Cooking the perfect French fry isn't easy. Serious Eats' Caroline Russock describes the journey as "a long and painstaking evolution" involving hours of "cutting, soaking, rinsing, re-rinsing, frying, cooling, and re-frying... [because] French fries are not just fried potatoes", so we can appreciate the care and thought that went into developing Chick-fil-A's classic waffle fries. (Which the Chick-fil-A website states have been cooked using the same recipe since 1985, when the menu item made its debut.) 

There are many reasons to love Chick-fil-A's fries. They come in a unique shape, are made from real potatoes, and are sourced from a family-owned farming business in Washington State. And before you think this is all just talk, one former employee shared on Quora that they "got all of our fries in boxes, and inside those boxes were big, brown paper bags full to the brim with the waffle fries. We kept these fries in a freezer, and when we needed them we fried them in oil for a minute and a half give or take. We'd get deliveries of these boxes every month or so, and just kept them frozen until the fries were needed." But wait, don't fries need more time than a minute and a half in hot oil to cook?

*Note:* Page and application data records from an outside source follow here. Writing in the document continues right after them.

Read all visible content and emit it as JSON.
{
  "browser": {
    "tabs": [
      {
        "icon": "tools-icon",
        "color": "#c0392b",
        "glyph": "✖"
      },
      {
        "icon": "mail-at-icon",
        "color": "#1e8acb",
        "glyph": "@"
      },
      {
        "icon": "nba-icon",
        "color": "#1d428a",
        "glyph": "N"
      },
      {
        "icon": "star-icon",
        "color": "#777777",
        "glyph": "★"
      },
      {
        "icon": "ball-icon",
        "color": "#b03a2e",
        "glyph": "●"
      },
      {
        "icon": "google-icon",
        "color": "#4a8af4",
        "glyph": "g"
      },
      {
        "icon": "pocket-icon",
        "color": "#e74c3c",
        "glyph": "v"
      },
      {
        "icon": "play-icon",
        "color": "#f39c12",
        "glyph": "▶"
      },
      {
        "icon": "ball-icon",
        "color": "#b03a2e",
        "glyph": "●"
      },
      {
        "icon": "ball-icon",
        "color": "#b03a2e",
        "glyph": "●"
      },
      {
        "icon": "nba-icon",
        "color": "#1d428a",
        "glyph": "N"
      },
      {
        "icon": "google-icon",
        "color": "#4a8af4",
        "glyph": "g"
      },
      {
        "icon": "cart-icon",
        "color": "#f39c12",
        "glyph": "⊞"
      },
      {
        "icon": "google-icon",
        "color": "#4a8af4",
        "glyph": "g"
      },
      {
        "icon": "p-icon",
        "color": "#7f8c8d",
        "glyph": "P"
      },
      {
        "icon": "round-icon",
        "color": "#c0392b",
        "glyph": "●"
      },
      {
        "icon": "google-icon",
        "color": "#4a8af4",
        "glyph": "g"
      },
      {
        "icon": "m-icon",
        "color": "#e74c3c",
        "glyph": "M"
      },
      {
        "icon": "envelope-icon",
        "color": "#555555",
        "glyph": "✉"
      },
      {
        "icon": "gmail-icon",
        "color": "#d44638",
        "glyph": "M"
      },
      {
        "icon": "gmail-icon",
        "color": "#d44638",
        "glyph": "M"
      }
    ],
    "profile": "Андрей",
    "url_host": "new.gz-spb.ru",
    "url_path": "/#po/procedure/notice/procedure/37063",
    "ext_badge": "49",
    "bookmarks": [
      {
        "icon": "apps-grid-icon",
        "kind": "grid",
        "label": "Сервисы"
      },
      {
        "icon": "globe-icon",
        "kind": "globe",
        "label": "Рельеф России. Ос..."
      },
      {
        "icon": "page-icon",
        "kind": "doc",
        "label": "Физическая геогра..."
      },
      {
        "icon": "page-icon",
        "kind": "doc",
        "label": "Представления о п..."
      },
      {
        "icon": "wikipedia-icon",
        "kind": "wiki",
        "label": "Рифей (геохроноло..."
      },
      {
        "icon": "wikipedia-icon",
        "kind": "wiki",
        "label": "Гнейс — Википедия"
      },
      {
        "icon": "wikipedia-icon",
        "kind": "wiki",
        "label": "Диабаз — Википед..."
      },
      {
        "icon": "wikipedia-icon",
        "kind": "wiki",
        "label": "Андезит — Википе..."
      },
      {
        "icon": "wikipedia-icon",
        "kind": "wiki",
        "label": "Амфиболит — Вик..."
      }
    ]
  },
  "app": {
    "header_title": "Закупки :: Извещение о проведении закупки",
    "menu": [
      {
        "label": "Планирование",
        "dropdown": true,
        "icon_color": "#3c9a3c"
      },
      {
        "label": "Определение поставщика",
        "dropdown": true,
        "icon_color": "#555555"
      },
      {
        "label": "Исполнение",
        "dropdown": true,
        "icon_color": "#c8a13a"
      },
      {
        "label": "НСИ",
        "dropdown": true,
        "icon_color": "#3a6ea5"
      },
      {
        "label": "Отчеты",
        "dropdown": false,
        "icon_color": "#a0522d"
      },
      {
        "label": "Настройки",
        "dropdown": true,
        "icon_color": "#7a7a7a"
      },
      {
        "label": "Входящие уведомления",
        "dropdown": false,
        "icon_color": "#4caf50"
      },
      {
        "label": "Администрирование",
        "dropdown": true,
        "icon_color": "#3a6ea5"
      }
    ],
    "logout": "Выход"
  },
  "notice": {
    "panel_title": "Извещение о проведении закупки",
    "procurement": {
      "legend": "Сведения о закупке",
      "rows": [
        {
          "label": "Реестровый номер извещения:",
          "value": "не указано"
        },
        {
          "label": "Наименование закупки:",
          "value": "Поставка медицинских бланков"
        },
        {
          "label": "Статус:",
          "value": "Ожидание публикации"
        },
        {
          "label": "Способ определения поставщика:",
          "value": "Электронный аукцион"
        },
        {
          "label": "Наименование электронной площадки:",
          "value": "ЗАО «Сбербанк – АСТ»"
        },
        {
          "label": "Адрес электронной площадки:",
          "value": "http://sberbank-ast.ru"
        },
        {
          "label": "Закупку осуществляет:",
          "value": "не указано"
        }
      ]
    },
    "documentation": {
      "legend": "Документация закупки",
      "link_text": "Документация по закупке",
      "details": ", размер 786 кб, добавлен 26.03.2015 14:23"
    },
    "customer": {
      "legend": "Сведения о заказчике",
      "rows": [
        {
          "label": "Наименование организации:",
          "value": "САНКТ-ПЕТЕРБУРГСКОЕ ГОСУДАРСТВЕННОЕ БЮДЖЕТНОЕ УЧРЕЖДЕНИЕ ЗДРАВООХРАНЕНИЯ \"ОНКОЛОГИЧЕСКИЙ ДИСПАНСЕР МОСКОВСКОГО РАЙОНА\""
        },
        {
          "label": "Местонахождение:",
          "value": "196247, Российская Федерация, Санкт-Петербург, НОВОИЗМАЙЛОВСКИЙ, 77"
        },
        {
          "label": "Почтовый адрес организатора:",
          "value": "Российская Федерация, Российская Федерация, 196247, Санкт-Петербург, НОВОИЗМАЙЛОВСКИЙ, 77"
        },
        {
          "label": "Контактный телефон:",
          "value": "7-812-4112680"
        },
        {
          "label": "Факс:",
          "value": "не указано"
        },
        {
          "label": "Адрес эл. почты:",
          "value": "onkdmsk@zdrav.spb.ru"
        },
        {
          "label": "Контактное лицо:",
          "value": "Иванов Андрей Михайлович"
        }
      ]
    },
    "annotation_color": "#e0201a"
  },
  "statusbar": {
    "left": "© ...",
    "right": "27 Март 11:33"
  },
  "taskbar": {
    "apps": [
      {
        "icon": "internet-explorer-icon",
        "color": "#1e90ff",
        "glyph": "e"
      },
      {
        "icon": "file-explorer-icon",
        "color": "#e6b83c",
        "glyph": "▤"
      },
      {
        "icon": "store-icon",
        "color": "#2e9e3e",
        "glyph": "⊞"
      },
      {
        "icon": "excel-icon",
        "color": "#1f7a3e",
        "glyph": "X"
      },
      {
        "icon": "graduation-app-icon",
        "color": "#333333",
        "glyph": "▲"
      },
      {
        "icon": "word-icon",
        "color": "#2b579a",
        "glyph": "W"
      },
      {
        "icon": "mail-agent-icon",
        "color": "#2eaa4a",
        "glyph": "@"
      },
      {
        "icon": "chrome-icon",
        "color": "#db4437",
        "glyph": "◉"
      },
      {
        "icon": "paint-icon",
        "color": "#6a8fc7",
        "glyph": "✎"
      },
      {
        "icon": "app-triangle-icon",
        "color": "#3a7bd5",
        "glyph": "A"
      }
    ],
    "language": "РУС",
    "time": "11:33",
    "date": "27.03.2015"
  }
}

Making fries well done slows down service

Social media is full of theories as to why Chick-fil-A won't give fans more than a pale colored waffle fry when — let's face it — a golden brown, crunchy fry would probably be slightly more appealing and maybe even taste better. While there was a rumor that Chick-fil-A opted to stop serving well done fries for health reasons, the reality isn't as simple as that. As one Reddit user put it, "it's definitely not related to health concerns. I know at my store, the goal is to be as efficient as possible to benefit both the team and the guests, and well done items slow everyone down by taking up a whole fryer. It may seem like a few minutes wouldn't make a difference, but during peak hours it really does. It would be too confusing to try to explain to guests that we could do well done items at certain times but not always, so it makes sense to just get rid of the option altogether". 

Chick-fil-A cannot guarantee consistency for well-done fries

Another Reddit user commented that it's not just about speed, but also maintaining some level of consistency. They stated "The main issue with asking for fries that are crispy or 'well done' is the fact that there is no way to guarantee uniformity when making them. There is no set button and it is up to the fryer to determine when they think it is crispy. Besides this fact, asking for crispy fries delays the frying process of the normal fries and throws a wrench in the 'fast' part of 'fast food'".

It seems the only way you're likely to get Chick-fil-A fries well done is to do it yourself. The Daily Meal says you can make copycat Chick-fil-A waffle fries at home by cutting the fries with a mandoline and using a two-step process to fry the potatoes: first frying at a lower temperature (320 degrees Fahrenheit) to cook the potato and then frying for a second time in high heat (375 degrees Fahrenheit) to get your waffle fries as well done as you like them. For a solid Plan B, you could order waffle fries from your local Chick-fil-A and then bring them home to re-fry for yourself. Plan C, well, you can always just eat them as they are. We're sure you'll find some way to compromise.